The current commissioner of the conference is Larry Lady. The 2013-14 season marks Lady's 22nd year as the conference commissioner.
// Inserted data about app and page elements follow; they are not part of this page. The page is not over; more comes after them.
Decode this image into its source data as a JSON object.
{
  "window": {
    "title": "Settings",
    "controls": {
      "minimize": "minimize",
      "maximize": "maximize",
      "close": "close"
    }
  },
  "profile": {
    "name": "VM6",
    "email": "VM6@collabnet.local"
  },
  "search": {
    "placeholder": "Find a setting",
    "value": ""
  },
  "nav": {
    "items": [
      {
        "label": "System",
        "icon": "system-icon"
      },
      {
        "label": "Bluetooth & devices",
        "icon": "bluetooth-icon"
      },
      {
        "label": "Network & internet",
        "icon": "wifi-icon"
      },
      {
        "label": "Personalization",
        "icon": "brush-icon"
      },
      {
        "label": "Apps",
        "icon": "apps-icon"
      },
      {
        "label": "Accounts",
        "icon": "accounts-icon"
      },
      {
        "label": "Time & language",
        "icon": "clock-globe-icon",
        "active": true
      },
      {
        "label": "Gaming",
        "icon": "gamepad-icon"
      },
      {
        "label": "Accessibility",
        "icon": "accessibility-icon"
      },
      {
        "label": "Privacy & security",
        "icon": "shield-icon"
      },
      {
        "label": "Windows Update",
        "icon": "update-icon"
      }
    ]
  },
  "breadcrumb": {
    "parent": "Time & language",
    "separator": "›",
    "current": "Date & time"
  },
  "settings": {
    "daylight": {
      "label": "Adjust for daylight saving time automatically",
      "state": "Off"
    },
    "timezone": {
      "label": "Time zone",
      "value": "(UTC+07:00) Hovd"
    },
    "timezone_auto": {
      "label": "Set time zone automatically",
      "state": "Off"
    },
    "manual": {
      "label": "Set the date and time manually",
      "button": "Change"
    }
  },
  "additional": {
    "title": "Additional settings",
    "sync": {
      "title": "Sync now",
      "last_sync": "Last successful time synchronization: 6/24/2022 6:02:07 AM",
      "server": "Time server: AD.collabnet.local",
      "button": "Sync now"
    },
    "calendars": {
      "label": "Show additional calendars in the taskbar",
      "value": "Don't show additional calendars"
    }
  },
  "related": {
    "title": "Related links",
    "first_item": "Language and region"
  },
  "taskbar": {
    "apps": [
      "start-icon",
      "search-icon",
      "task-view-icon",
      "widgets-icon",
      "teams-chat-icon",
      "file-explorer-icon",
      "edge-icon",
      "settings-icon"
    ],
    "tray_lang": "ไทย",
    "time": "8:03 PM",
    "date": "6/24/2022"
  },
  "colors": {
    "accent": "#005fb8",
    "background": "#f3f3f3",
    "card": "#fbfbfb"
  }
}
The HAAC Director of Sports Information is Eric Montgomery.[2]

In early 2014, Grand View University and William Penn University were announced as members for the 2015-16 school year.[3]

Sports[edit]

The HAAC sponsors intercollegiate competition in men's baseball, men's and women's basketball, men's and women's cross country, men's football, men's and women's golf, men's and women's soccer, men's and women's tennis, men's and women's indoor AND outdoor track and field and women's volleyball.

Two HAAC Schools also participate in wrestling, while others participate in men's and women's tennis and spirit squad.

Member schools[edit]

Current members[edit]

Institution Location Founded Type Enrollment Nickname Joined
Avila University Kansas City, Missouri 1916 Private/Catholic 1,907 Eagles 2000
Baker University Baldwin City, Kansas 1858 Private/Methodist 3,208 Wildcats 1971
Benedictine College Atchison, Kansas 1858 Private/Catholic 2,012 Ravens 1991
Central Methodist University Fayette, Missouri 1854 Private/Methodist 4,500 Eagles 1971*
Culver–Stockton College Canton, Missouri 1853 Private/Disciples of Christ 810 Wildcats 1980
Evangel University Springfield, Missouri 1955 Private/Assemblies of God 1,911 Crusaders 1987
Graceland University Lamoni, Iowa 1895 Private/non-sectarian 2,222 Yellowjackets 1971
MidAmerica Nazarene University Olathe, Kansas 1966 Private/Nazarene 1,743 Pioneers 1980
Missouri Valley College Marshall, Missouri 1889 Private/Presbyterian 1,727 Vikings 1971
Peru State College Peru, Nebraska 1865 Public 2,124 Bobcats 2011

* - Central Methodist withdrew from the HAAC following the 1985-86 season, but rejoined for the 1991-92 season.

Future members[edit]

Institution Location Founded Type Enrollment Nickname Joins
Grand View University Des Moines, Iowa 1896 Private/Lutheran (ELCA) 1,750 Vikings 2015
William Penn University Oskaloosa, Iowa 1873 Private/Quaker 1,550 Statesmen (men's)
Lady Statesmen (women's)
2015

Former members[edit]

Institution Location Founded Type Nickname Joined Left Current Conference Classification
College of Emporia Emporia, Kansas 1882 Private Fighting Presbies 1971 1974 ceased operations in 1974
Lindenwood University St. Charles, Missouri 1827 Private Lions 1996 2011 MIAA NCAA Division II
Ottawa University Ottawa, Kansas 1865 Private Braves 1971 1981 KCAC NAIA Division II
Tarkio College Tarkio, Missouri 1883 Private Owls 1971 1992 ceased operations in 1992
William Jewell College Liberty, Missouri 1849 Private Cardinals 1971 2011 GLVC NCAA Division II

Membership timeline[edit]

William Penn University Grand View University Peru State College Avila University Lindenwood University Benedictine College Evangel University MidAmerica Nazarene University Culver–Stockton College William Jewell College Tarkio College Ottawa University Missouri Valley College Graceland University College of Emporia Central Methodist University Baker University

See also[edit]

References[edit]

External links[edit]